Bain is the private equity firm founded by Republican presidential candidate Mitt Romney. Now what the documents tell us, is up for debate. And it's worth noting that NPR has not independently verified their authenticity.
Originally published on Fri September 21, 2012 2:35 pm
Republican presidential candidate Mitt Romney speaks at a town hall meeting in Grand Junction, Colo., on July 10. Romney said he has "nothing hidden" in his taxes.
Credit Nicholas Kamm / AFP/Getty Images
With running mate Paul Ryan's tax returns released on a Friday night — a good week and a half ahead of the Republican convention — the presidential campaign can finally move off the subject of tax returns.
Or so Mitt Romney can hope.
In reality, the numbers in the Wisconsin congressman's filings provide new data points, for those inclined to see things this way, about how far Romney's financial situation is from that of ordinary voters.

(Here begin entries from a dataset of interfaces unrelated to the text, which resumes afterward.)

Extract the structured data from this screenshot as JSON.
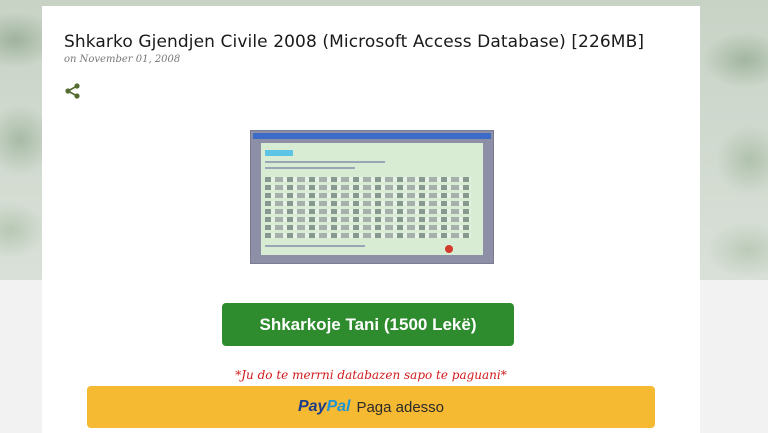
{
  "post": {
    "title": "Shkarko Gjendjen Civile 2008 (Microsoft Access Database) [226MB]",
    "date": "on November 01, 2008"
  },
  "icons": {
    "share": "share-icon"
  },
  "download_button": {
    "label": "Shkarkoje Tani (1500 Lekë)"
  },
  "payment_note": "*Ju do te merrni databazen sapo te paguani*",
  "paypal_button": {
    "logo_pay": "Pay",
    "logo_pal": "Pal",
    "label": "Paga adesso"
  },
  "colors": {
    "download_button": "#2e8b2e",
    "paypal_button": "#f5b932",
    "note_text": "#d11b1b",
    "share_icon": "#556b2f"
  }
}
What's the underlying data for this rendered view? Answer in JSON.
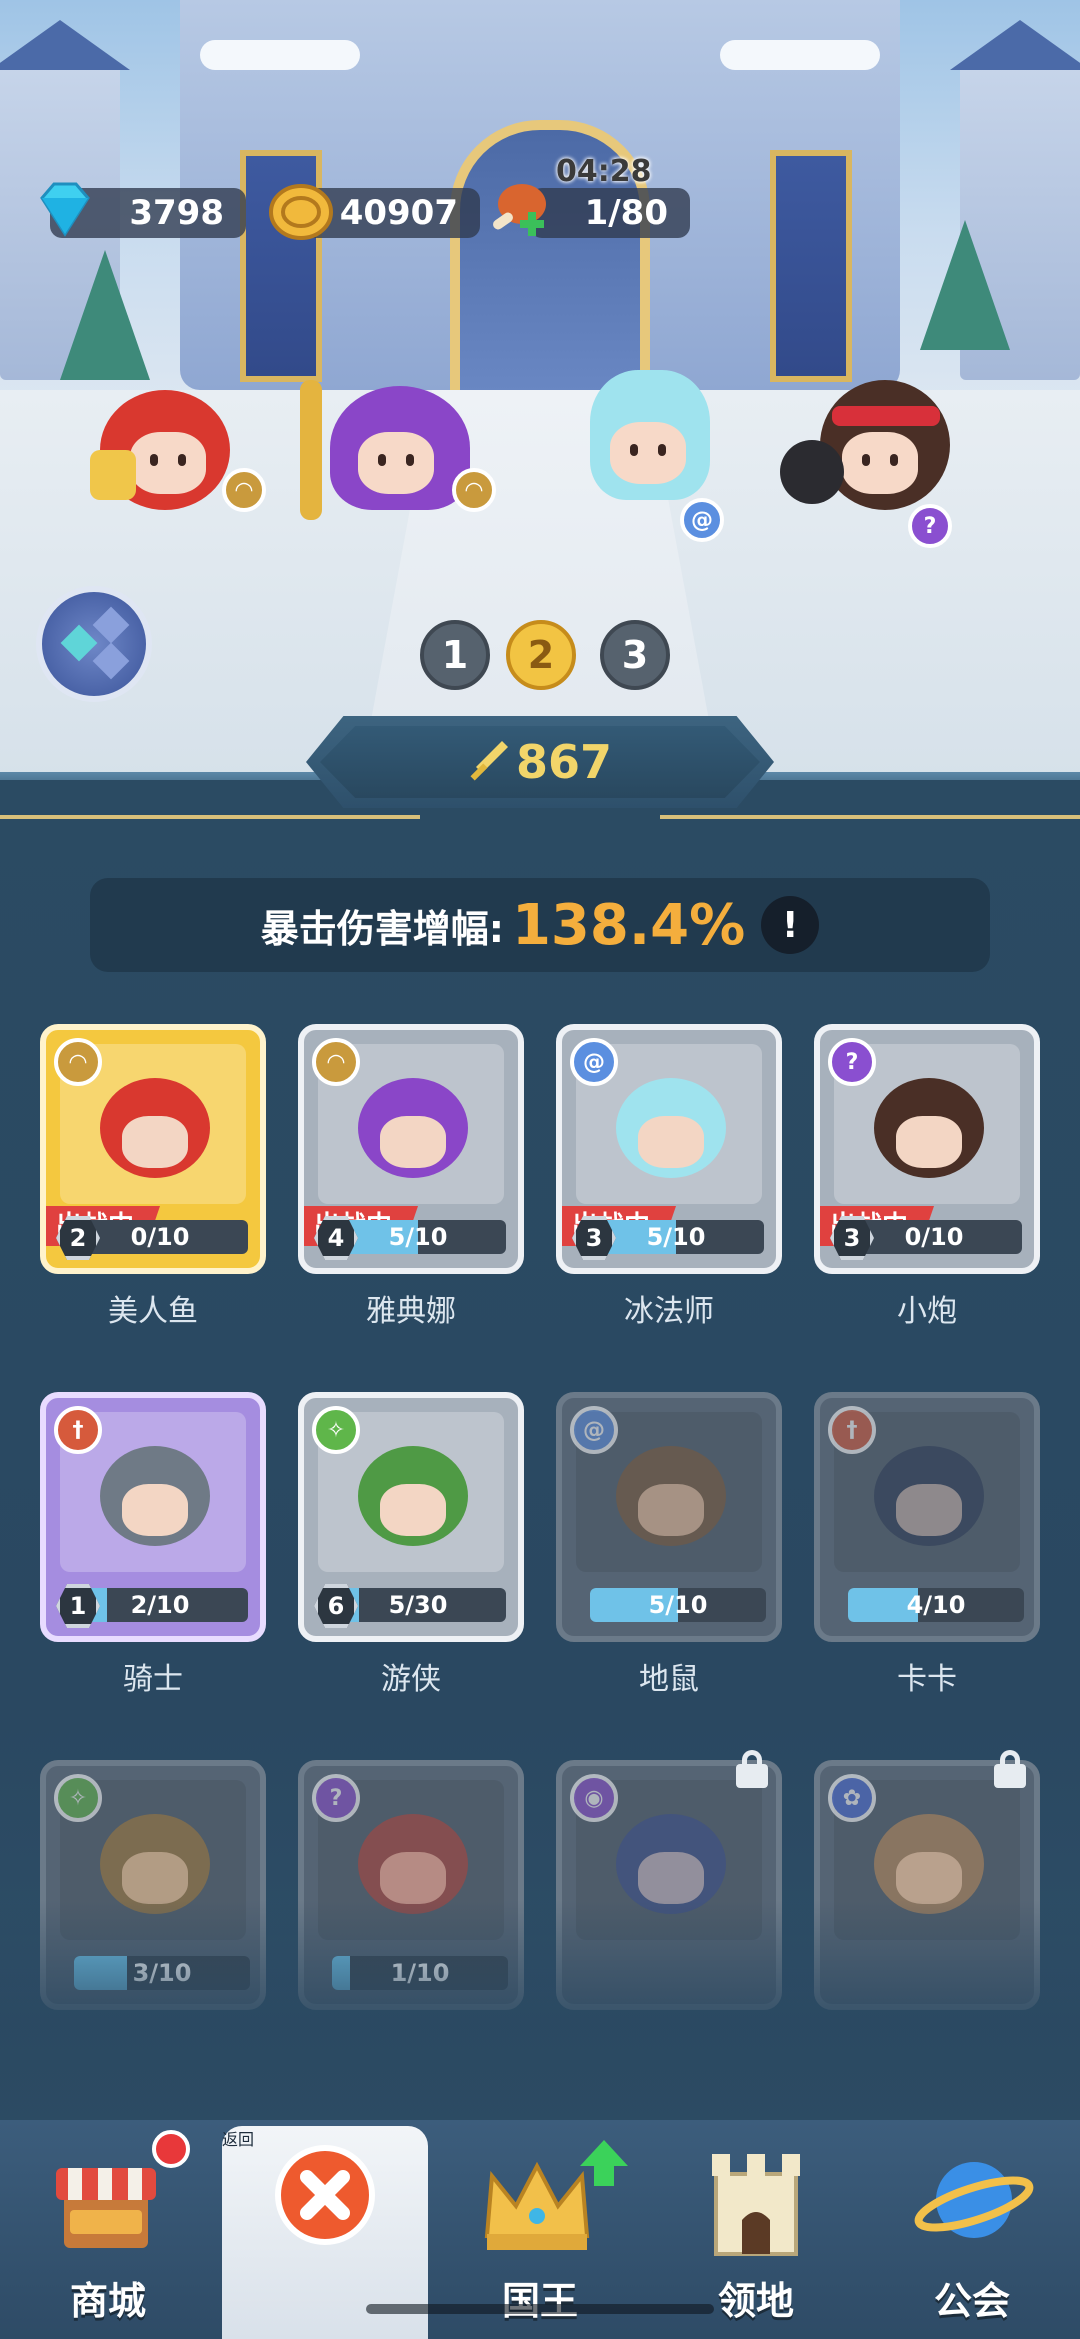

This is WEEKEND EDITION from NPR News. I'm Linda Wertheimer.
Once again, taxes will be a major part of the battle for the 2012 election. Conservative ads out last week seek to savage what they call Obama's Tax Hike, a reference to letting the Bush tax cuts for wealthier families expire at the end of the year.
(SOUNDBITE OF A POLITICAL AD)
UNIDENTIFIED WOMAN: Liberals say raise taxes on the rich. But Reid's Senate passed Obama's tax hike, hurting so many small businesses.
California Gov. Jerry Brown, speaking in Sacramento on Wednesday, advocates a ballot initiative that would increase sales and income taxes. Several states have measures on the November ballot that seek to plug deficits by raising taxes.